It turns out that I’m not alone in this, and there is a surprising amount of information emerging about the effects of not only social media, but also email, apps, and a variety of other attention – grabbing online activities.
In the book, “Deep Work”, the author Cal Newport writes about all the ways a person is distracted from work by the temptations of “just let me check my email” or “what are they saying on social media?” It turns out that productivity drops after these brief interludes of attention switching behavior. And while you may think, and I include myself in this, that it’s only for a second or two it turns out that it’s not the activity or the length of the activity or the activity itself that has the impact.
It’s the act of switching attention that has a negative impact on the work you’re doing.
The key to ongoing creativity then appears to be a concentration of time and energy on the task at hand rather than a bouncing in and out of that task.
And yes, while we all understand that’s probably true, the siren song of social media and email lures us into the false belief that we can switch our attention spans and not pay a price for that.
I am as guilty of this as any of you are. Up until I heard the NPR Hidden Brain Podcast and browsed the book, I believed that it was just a few seconds to pop in and out and I freely admit my addiction to email. I am less addicted to social media than email, but I still managed to drop in once or twice a day. And the truth be told, this is normally during what I would consider my work or writing hours rather than the time after I shut the computer down and leave the office.
So what’s this mean?
I think it means two things:
- the first is that I have to set a schedule for when I check email and social media.
- the second is that I have to learn how to stick to that schedule and forget the “it will only take a second” mentality.
- and finally, I have to get this habit and some new work techniques ingrained so deeply into my work day I regain my focus on writing and creating new work.
I hope you appreciate that this is all brand-new, and I have no idea how this will work in practice.
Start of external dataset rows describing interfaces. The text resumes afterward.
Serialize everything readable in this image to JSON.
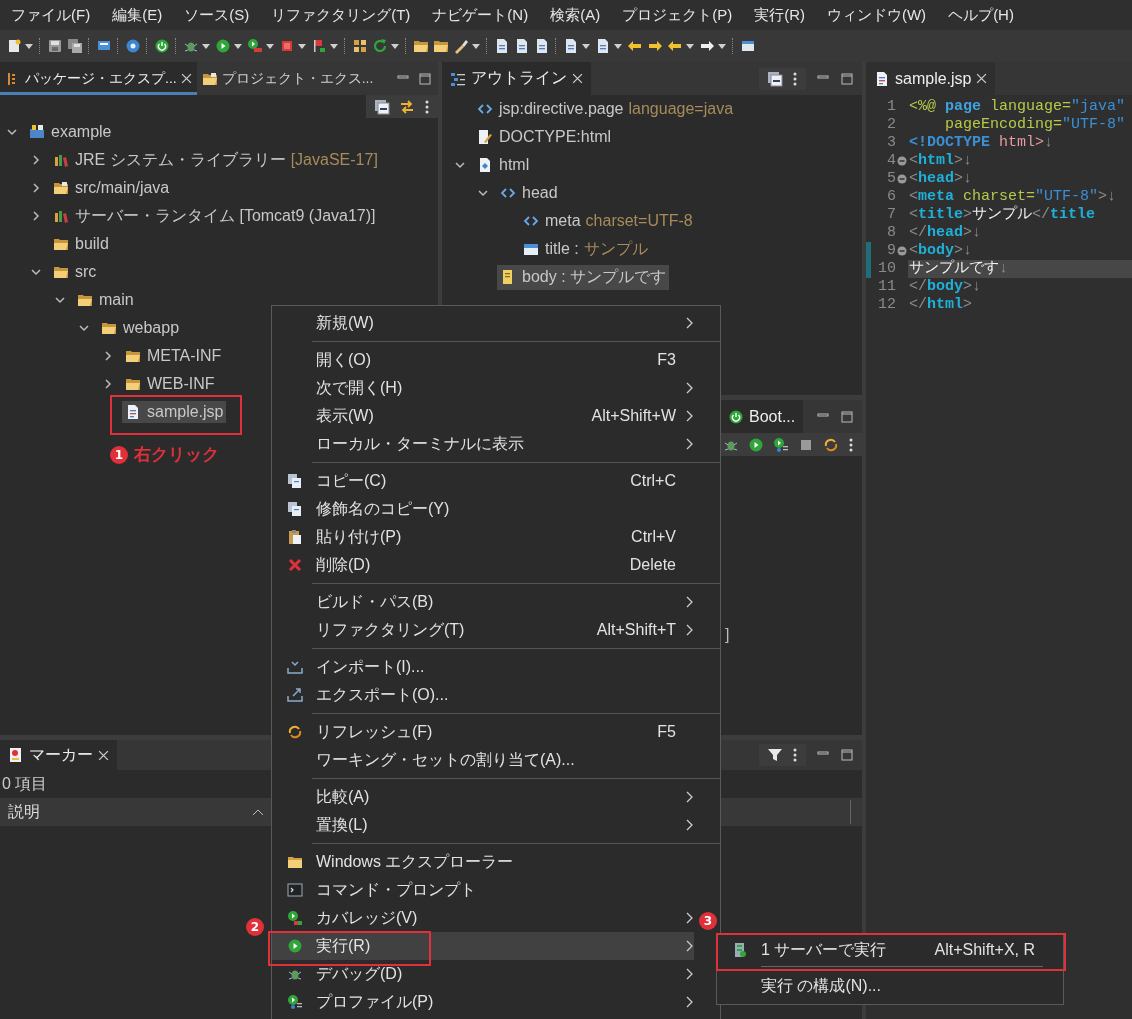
{
  "menu_bar": [
    "ファイル(F)",
    "編集(E)",
    "ソース(S)",
    "リファクタリング(T)",
    "ナビゲート(N)",
    "検索(A)",
    "プロジェクト(P)",
    "実行(R)",
    "ウィンドウ(W)",
    "ヘルプ(H)"
  ],
  "package_explorer": {
    "tabs": [
      {
        "label": "パッケージ・エクスプ...",
        "selected": true
      },
      {
        "label": "プロジェクト・エクス...",
        "selected": false
      }
    ],
    "tree": [
      {
        "label": "example",
        "kind": "project",
        "expanded": true,
        "selected": false,
        "children": [
          {
            "label": "JRE システム・ライブラリー",
            "detail": "[JavaSE-17]",
            "kind": "library",
            "expanded": false,
            "selected": false
          },
          {
            "label": "src/main/java",
            "kind": "source-folder",
            "expanded": false,
            "selected": false
          },
          {
            "label": "サーバー・ランタイム [Tomcat9 (Java17)]",
            "kind": "library",
            "expanded": false,
            "selected": false
          },
          {
            "label": "build",
            "kind": "folder",
            "selected": false
          },
          {
            "label": "src",
            "kind": "folder",
            "expanded": true,
            "selected": false,
            "children": [
              {
                "label": "main",
                "kind": "folder",
                "expanded": true,
                "selected": false,
                "children": [
                  {
                    "label": "webapp",
                    "kind": "folder",
                    "expanded": true,
                    "selected": false,
                    "children": [
                      {
                        "label": "META-INF",
                        "kind": "folder",
                        "expanded": false,
                        "selected": false
                      },
                      {
                        "label": "WEB-INF",
                        "kind": "folder",
                        "expanded": false,
                        "selected": false
                      },
                      {
                        "label": "sample.jsp",
                        "kind": "file",
                        "selected": true
                      }
                    ]
                  }
                ]
              }
            ]
          }
        ]
      }
    ]
  },
  "outline": {
    "tab": {
      "label": "アウトライン",
      "selected": true
    },
    "tree": [
      {
        "label": "jsp:directive.page",
        "detail": "language=java",
        "kind": "tag",
        "selected": false
      },
      {
        "label": "DOCTYPE:html",
        "kind": "doctype",
        "selected": false
      },
      {
        "label": "html",
        "kind": "root",
        "expanded": true,
        "selected": false,
        "children": [
          {
            "label": "head",
            "kind": "tag",
            "expanded": true,
            "selected": false,
            "children": [
              {
                "label": "meta",
                "detail": "charset=UTF-8",
                "kind": "tag",
                "selected": false
              },
              {
                "label": "title :",
                "detail": "サンプル",
                "kind": "text-element",
                "selected": false
              }
            ]
          },
          {
            "label": "body : サンプルです",
            "kind": "body",
            "selected": true
          }
        ]
      }
    ]
  },
  "boot_panel": {
    "tab": {
      "label": "Boot...",
      "selected": true
    },
    "fragment": "]"
  },
  "markers": {
    "tab": {
      "label": "マーカー",
      "selected": true
    },
    "summary": "0 項目",
    "columns": [
      {
        "label": "説明"
      }
    ]
  },
  "editor": {
    "tab": {
      "label": "sample.jsp",
      "selected": true
    },
    "lines": [
      {
        "number": "1",
        "foldable": false,
        "changed": false,
        "current": false,
        "tokens": [
          {
            "text": "<%@",
            "kind": "directive"
          },
          {
            "text": " page",
            "kind": "keyword"
          },
          {
            "text": " language=",
            "kind": "attr"
          },
          {
            "text": "\"java\"",
            "kind": "value"
          }
        ]
      },
      {
        "number": "2",
        "foldable": false,
        "changed": false,
        "current": false,
        "tokens": [
          {
            "text": "    pageEncoding=",
            "kind": "attr"
          },
          {
            "text": "\"UTF-8\"",
            "kind": "value"
          }
        ]
      },
      {
        "number": "3",
        "foldable": false,
        "changed": false,
        "current": false,
        "tokens": [
          {
            "text": "<!DOCTYPE",
            "kind": "doctype"
          },
          {
            "text": " html>",
            "kind": "doctype-name"
          },
          {
            "text": "↓",
            "kind": "eol"
          }
        ]
      },
      {
        "number": "4",
        "foldable": true,
        "changed": false,
        "current": false,
        "tokens": [
          {
            "text": "<",
            "kind": "bracket"
          },
          {
            "text": "html",
            "kind": "tag"
          },
          {
            "text": ">",
            "kind": "bracket"
          },
          {
            "text": "↓",
            "kind": "eol"
          }
        ]
      },
      {
        "number": "5",
        "foldable": true,
        "changed": false,
        "current": false,
        "tokens": [
          {
            "text": "<",
            "kind": "bracket"
          },
          {
            "text": "head",
            "kind": "tag"
          },
          {
            "text": ">",
            "kind": "bracket"
          },
          {
            "text": "↓",
            "kind": "eol"
          }
        ]
      },
      {
        "number": "6",
        "foldable": false,
        "changed": false,
        "current": false,
        "tokens": [
          {
            "text": "<",
            "kind": "bracket"
          },
          {
            "text": "meta",
            "kind": "tag"
          },
          {
            "text": " charset=",
            "kind": "attr"
          },
          {
            "text": "\"UTF-8\"",
            "kind": "value"
          },
          {
            "text": ">",
            "kind": "bracket"
          },
          {
            "text": "↓",
            "kind": "eol"
          }
        ]
      },
      {
        "number": "7",
        "foldable": false,
        "changed": false,
        "current": false,
        "tokens": [
          {
            "text": "<",
            "kind": "bracket"
          },
          {
            "text": "title",
            "kind": "tag"
          },
          {
            "text": ">",
            "kind": "bracket"
          },
          {
            "text": "サンプル",
            "kind": "text"
          },
          {
            "text": "</",
            "kind": "bracket"
          },
          {
            "text": "title",
            "kind": "tag"
          }
        ]
      },
      {
        "number": "8",
        "foldable": false,
        "changed": false,
        "current": false,
        "tokens": [
          {
            "text": "</",
            "kind": "bracket"
          },
          {
            "text": "head",
            "kind": "tag"
          },
          {
            "text": ">",
            "kind": "bracket"
          },
          {
            "text": "↓",
            "kind": "eol"
          }
        ]
      },
      {
        "number": "9",
        "foldable": true,
        "changed": true,
        "current": false,
        "tokens": [
          {
            "text": "<",
            "kind": "bracket"
          },
          {
            "text": "body",
            "kind": "tag"
          },
          {
            "text": ">",
            "kind": "bracket"
          },
          {
            "text": "↓",
            "kind": "eol"
          }
        ]
      },
      {
        "number": "10",
        "foldable": false,
        "changed": true,
        "current": true,
        "tokens": [
          {
            "text": "サンプルです",
            "kind": "text"
          },
          {
            "text": "↓",
            "kind": "eol"
          }
        ]
      },
      {
        "number": "11",
        "foldable": false,
        "changed": false,
        "current": false,
        "tokens": [
          {
            "text": "</",
            "kind": "bracket"
          },
          {
            "text": "body",
            "kind": "tag"
          },
          {
            "text": ">",
            "kind": "bracket"
          },
          {
            "text": "↓",
            "kind": "eol"
          }
        ]
      },
      {
        "number": "12",
        "foldable": false,
        "changed": false,
        "current": false,
        "tokens": [
          {
            "text": "</",
            "kind": "bracket"
          },
          {
            "text": "html",
            "kind": "tag"
          },
          {
            "text": ">",
            "kind": "bracket"
          }
        ]
      }
    ]
  },
  "context_menu": {
    "items": [
      {
        "kind": "plain",
        "label": "新規(W)",
        "submenu": true,
        "selected": false
      },
      {
        "kind": "separator"
      },
      {
        "kind": "plain",
        "label": "開く(O)",
        "shortcut": "F3",
        "submenu": false,
        "selected": false
      },
      {
        "kind": "plain",
        "label": "次で開く(H)",
        "submenu": true,
        "selected": false
      },
      {
        "kind": "plain",
        "label": "表示(W)",
        "shortcut": "Alt+Shift+W",
        "submenu": true,
        "selected": false
      },
      {
        "kind": "plain",
        "label": "ローカル・ターミナルに表示",
        "submenu": true,
        "selected": false
      },
      {
        "kind": "separator"
      },
      {
        "kind": "copy",
        "label": "コピー(C)",
        "shortcut": "Ctrl+C",
        "submenu": false,
        "selected": false
      },
      {
        "kind": "qualified-copy",
        "label": "修飾名のコピー(Y)",
        "submenu": false,
        "selected": false
      },
      {
        "kind": "paste",
        "label": "貼り付け(P)",
        "shortcut": "Ctrl+V",
        "submenu": false,
        "selected": false
      },
      {
        "kind": "delete",
        "label": "削除(D)",
        "shortcut": "Delete",
        "submenu": false,
        "selected": false
      },
      {
        "kind": "separator"
      },
      {
        "kind": "plain",
        "label": "ビルド・パス(B)",
        "submenu": true,
        "selected": false
      },
      {
        "kind": "plain",
        "label": "リファクタリング(T)",
        "shortcut": "Alt+Shift+T",
        "submenu": true,
        "selected": false
      },
      {
        "kind": "separator"
      },
      {
        "kind": "import",
        "label": "インポート(I)...",
        "submenu": false,
        "selected": false
      },
      {
        "kind": "export",
        "label": "エクスポート(O)...",
        "submenu": false,
        "selected": false
      },
      {
        "kind": "separator"
      },
      {
        "kind": "refresh",
        "label": "リフレッシュ(F)",
        "shortcut": "F5",
        "submenu": false,
        "selected": false
      },
      {
        "kind": "plain",
        "label": "ワーキング・セットの割り当て(A)...",
        "submenu": false,
        "selected": false
      },
      {
        "kind": "separator"
      },
      {
        "kind": "plain",
        "label": "比較(A)",
        "submenu": true,
        "selected": false
      },
      {
        "kind": "plain",
        "label": "置換(L)",
        "submenu": true,
        "selected": false
      },
      {
        "kind": "separator"
      },
      {
        "kind": "explorer",
        "label": "Windows エクスプローラー",
        "submenu": false,
        "selected": false
      },
      {
        "kind": "terminal",
        "label": "コマンド・プロンプト",
        "submenu": false,
        "selected": false
      },
      {
        "kind": "coverage",
        "label": "カバレッジ(V)",
        "submenu": true,
        "selected": false
      },
      {
        "kind": "run",
        "label": "実行(R)",
        "submenu": true,
        "selected": true
      },
      {
        "kind": "debug",
        "label": "デバッグ(D)",
        "submenu": true,
        "selected": false
      },
      {
        "kind": "profile",
        "label": "プロファイル(P)",
        "submenu": true,
        "selected": false
      }
    ]
  },
  "submenu": {
    "items": [
      {
        "kind": "server-run",
        "label": "1 サーバーで実行",
        "shortcut": "Alt+Shift+X, R"
      },
      {
        "kind": "separator"
      },
      {
        "kind": "plain",
        "label": "実行 の構成(N)..."
      }
    ]
  },
  "annotations": [
    {
      "number": "1",
      "label": "右クリック"
    },
    {
      "number": "2"
    },
    {
      "number": "3"
    }
  ]
}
I suspect cutting back on social media will be easier than cutting back on my email addiction.
I’ll have get back to you about this for me.
But do you folks find yourselves popping in an out of social media or email and does it reduce the amount of real work you get done?